### [Task brief]
Print all records exactly, leaving nothing out.

======== Data listing ========

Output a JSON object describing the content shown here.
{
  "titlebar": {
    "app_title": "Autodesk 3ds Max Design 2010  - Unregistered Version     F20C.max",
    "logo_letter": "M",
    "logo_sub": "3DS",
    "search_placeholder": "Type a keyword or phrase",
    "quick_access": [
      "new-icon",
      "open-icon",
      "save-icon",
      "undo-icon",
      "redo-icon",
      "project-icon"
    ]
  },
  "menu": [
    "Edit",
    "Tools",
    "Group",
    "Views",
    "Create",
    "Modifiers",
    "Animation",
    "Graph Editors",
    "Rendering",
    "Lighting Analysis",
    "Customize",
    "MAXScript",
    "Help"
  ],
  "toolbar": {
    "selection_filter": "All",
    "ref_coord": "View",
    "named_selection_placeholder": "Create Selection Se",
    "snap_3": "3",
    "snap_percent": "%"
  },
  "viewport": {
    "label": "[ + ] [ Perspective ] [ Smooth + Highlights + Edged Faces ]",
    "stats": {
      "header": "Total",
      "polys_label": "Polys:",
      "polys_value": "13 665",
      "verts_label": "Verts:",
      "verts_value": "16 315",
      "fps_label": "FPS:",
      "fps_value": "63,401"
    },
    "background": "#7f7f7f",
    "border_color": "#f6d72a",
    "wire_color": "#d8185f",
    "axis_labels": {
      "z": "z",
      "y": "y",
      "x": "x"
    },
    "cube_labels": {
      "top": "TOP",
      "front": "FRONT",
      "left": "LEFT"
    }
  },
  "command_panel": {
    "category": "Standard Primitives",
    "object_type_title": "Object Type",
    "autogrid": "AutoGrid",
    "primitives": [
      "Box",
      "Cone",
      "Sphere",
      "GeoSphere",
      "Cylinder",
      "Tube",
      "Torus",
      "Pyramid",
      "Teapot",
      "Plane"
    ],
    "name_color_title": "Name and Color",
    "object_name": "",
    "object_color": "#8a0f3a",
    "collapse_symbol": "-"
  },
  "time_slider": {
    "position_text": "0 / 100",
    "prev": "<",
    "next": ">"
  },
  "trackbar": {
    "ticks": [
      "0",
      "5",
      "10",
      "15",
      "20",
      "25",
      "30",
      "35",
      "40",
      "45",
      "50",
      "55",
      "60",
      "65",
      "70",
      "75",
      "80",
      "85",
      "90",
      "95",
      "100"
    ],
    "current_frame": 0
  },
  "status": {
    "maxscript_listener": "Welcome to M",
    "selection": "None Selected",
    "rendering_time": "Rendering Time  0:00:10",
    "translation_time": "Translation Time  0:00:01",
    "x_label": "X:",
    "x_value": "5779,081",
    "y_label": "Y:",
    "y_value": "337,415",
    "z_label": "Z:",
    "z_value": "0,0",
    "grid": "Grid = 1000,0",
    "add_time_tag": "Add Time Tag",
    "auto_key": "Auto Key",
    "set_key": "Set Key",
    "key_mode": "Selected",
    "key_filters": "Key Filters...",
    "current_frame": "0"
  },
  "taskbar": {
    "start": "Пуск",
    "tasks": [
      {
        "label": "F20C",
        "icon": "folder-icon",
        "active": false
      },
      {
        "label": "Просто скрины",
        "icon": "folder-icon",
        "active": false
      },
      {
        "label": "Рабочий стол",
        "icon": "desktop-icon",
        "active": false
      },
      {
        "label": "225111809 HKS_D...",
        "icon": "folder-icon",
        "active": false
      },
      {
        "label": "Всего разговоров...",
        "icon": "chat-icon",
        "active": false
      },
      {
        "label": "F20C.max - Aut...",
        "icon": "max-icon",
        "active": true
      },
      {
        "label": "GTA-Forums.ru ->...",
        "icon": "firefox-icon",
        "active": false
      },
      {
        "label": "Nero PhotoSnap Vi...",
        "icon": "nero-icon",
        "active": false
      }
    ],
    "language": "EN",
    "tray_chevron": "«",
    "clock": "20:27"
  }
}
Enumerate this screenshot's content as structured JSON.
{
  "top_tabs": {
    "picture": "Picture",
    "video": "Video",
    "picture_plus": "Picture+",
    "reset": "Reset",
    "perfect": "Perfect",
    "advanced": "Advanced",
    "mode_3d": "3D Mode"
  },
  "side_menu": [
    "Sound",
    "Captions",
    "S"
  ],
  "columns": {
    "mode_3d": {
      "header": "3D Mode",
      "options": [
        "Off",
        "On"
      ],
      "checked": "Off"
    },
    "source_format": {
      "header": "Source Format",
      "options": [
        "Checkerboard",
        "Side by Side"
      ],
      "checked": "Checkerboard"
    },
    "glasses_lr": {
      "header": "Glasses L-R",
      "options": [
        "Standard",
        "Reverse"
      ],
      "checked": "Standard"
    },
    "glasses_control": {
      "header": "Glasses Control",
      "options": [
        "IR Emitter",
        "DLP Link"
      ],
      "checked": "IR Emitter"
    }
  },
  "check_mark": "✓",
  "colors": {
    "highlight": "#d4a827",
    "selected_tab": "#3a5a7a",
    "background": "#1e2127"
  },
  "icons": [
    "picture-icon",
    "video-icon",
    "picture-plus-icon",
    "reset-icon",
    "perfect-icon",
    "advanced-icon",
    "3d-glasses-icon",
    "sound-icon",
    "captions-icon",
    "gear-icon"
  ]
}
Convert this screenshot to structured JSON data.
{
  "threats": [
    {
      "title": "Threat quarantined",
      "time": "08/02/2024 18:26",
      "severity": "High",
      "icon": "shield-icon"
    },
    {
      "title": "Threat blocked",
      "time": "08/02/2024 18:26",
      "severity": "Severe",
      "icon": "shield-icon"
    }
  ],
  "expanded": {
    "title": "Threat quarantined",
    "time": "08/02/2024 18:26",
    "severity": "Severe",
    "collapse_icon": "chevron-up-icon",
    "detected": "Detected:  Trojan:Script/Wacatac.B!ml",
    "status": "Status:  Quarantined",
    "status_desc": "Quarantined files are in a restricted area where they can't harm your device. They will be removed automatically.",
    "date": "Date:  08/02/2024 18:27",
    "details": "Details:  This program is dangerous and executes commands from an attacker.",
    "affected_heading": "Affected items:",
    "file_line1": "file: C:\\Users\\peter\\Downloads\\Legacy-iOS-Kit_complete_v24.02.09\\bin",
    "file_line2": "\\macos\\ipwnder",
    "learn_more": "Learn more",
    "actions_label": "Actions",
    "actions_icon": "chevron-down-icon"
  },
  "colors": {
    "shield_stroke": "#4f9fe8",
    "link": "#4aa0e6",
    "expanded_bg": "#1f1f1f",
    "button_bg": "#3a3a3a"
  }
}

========

### [Solution to the problem]
Output a JSON object describing the content shown here.
{
  "titlebar": {
    "app_title": "Autodesk 3ds Max Design 2010  - Unregistered Version     F20C.max",
    "logo_letter": "M",
    "logo_sub": "3DS",
    "search_placeholder": "Type a keyword or phrase",
    "quick_access": [
      "new-icon",
      "open-icon",
      "save-icon",
      "undo-icon",
      "redo-icon",
      "project-icon"
    ]
  },
  "menu": [
    "Edit",
    "Tools",
    "Group",
    "Views",
    "Create",
    "Modifiers",
    "Animation",
    "Graph Editors",
    "Rendering",
    "Lighting Analysis",
    "Customize",
    "MAXScript",
    "Help"
  ],
  "toolbar": {
    "selection_filter": "All",
    "ref_coord": "View",
    "named_selection_placeholder": "Create Selection Se",
    "snap_3": "3",
    "snap_percent": "%"
  },
  "viewport": {
    "label": "[ + ] [ Perspective ] [ Smooth + Highlights + Edged Faces ]",
    "stats": {
      "header": "Total",
      "polys_label": "Polys:",
      "polys_value": "13 665",
      "verts_label": "Verts:",
      "verts_value": "16 315",
      "fps_label": "FPS:",
      "fps_value": "63,401"
    },
    "background": "#7f7f7f",
    "border_color": "#f6d72a",
    "wire_color": "#d8185f",
    "axis_labels": {
      "z": "z",
      "y": "y",
      "x": "x"
    },
    "cube_labels": {
      "top": "TOP",
      "front": "FRONT",
      "left": "LEFT"
    }
  },
  "command_panel": {
    "category": "Standard Primitives",
    "object_type_title": "Object Type",
    "autogrid": "AutoGrid",
    "primitives": [
      "Box",
      "Cone",
      "Sphere",
      "GeoSphere",
      "Cylinder",
      "Tube",
      "Torus",
      "Pyramid",
      "Teapot",
      "Plane"
    ],
    "name_color_title": "Name and Color",
    "object_name": "",
    "object_color": "#8a0f3a",
    "collapse_symbol": "-"
  },
  "time_slider": {
    "position_text": "0 / 100",
    "prev": "<",
    "next": ">"
  },
  "trackbar": {
    "ticks": [
      "0",
      "5",
      "10",
      "15",
      "20",
      "25",
      "30",
      "35",
      "40",
      "45",
      "50",
      "55",
      "60",
      "65",
      "70",
      "75",
      "80",
      "85",
      "90",
      "95",
      "100"
    ],
    "current_frame": 0
  },
  "status": {
    "maxscript_listener": "Welcome to M",
    "selection": "None Selected",
    "rendering_time": "Rendering Time  0:00:10",
    "translation_time": "Translation Time  0:00:01",
    "x_label": "X:",
    "x_value": "5779,081",
    "y_label": "Y:",
    "y_value": "337,415",
    "z_label": "Z:",
    "z_value": "0,0",
    "grid": "Grid = 1000,0",
    "add_time_tag": "Add Time Tag",
    "auto_key": "Auto Key",
    "set_key": "Set Key",
    "key_mode": "Selected",
    "key_filters": "Key Filters...",
    "current_frame": "0"
  },
  "taskbar": {
    "start": "Пуск",
    "tasks": [
      {
        "label": "F20C",
        "icon": "folder-icon",
        "active": false
      },
      {
        "label": "Просто скрины",
        "icon": "folder-icon",
        "active": false
      },
      {
        "label": "Рабочий стол",
        "icon": "desktop-icon",
        "active": false
      },
      {
        "label": "225111809 HKS_D...",
        "icon": "folder-icon",
        "active": false
      },
      {
        "label": "Всего разговоров...",
        "icon": "chat-icon",
        "active": false
      },
      {
        "label": "F20C.max - Aut...",
        "icon": "max-icon",
        "active": true
      },
      {
        "label": "GTA-Forums.ru ->...",
        "icon": "firefox-icon",
        "active": false
      },
      {
        "label": "Nero PhotoSnap Vi...",
        "icon": "nero-icon",
        "active": false
      }
    ],
    "language": "EN",
    "tray_chevron": "«",
    "clock": "20:27"
  }
}
Enumerate this screenshot's content as structured JSON.
{
  "top_tabs": {
    "picture": "Picture",
    "video": "Video",
    "picture_plus": "Picture+",
    "reset": "Reset",
    "perfect": "Perfect",
    "advanced": "Advanced",
    "mode_3d": "3D Mode"
  },
  "side_menu": [
    "Sound",
    "Captions",
    "S"
  ],
  "columns": {
    "mode_3d": {
      "header": "3D Mode",
      "options": [
        "Off",
        "On"
      ],
      "checked": "Off"
    },
    "source_format": {
      "header": "Source Format",
      "options": [
        "Checkerboard",
        "Side by Side"
      ],
      "checked": "Checkerboard"
    },
    "glasses_lr": {
      "header": "Glasses L-R",
      "options": [
        "Standard",
        "Reverse"
      ],
      "checked": "Standard"
    },
    "glasses_control": {
      "header": "Glasses Control",
      "options": [
        "IR Emitter",
        "DLP Link"
      ],
      "checked": "IR Emitter"
    }
  },
  "check_mark": "✓",
  "colors": {
    "highlight": "#d4a827",
    "selected_tab": "#3a5a7a",
    "background": "#1e2127"
  },
  "icons": [
    "picture-icon",
    "video-icon",
    "picture-plus-icon",
    "reset-icon",
    "perfect-icon",
    "advanced-icon",
    "3d-glasses-icon",
    "sound-icon",
    "captions-icon",
    "gear-icon"
  ]
}
Convert this screenshot to structured JSON data.
{
  "threats": [
    {
      "title": "Threat quarantined",
      "time": "08/02/2024 18:26",
      "severity": "High",
      "icon": "shield-icon"
    },
    {
      "title": "Threat blocked",
      "time": "08/02/2024 18:26",
      "severity": "Severe",
      "icon": "shield-icon"
    }
  ],
  "expanded": {
    "title": "Threat quarantined",
    "time": "08/02/2024 18:26",
    "severity": "Severe",
    "collapse_icon": "chevron-up-icon",
    "detected": "Detected:  Trojan:Script/Wacatac.B!ml",
    "status": "Status:  Quarantined",
    "status_desc": "Quarantined files are in a restricted area where they can't harm your device. They will be removed automatically.",
    "date": "Date:  08/02/2024 18:27",
    "details": "Details:  This program is dangerous and executes commands from an attacker.",
    "affected_heading": "Affected items:",
    "file_line1": "file: C:\\Users\\peter\\Downloads\\Legacy-iOS-Kit_complete_v24.02.09\\bin",
    "file_line2": "\\macos\\ipwnder",
    "learn_more": "Learn more",
    "actions_label": "Actions",
    "actions_icon": "chevron-down-icon"
  },
  "colors": {
    "shield_stroke": "#4f9fe8",
    "link": "#4aa0e6",
    "expanded_bg": "#1f1f1f",
    "button_bg": "#3a3a3a"
  }
}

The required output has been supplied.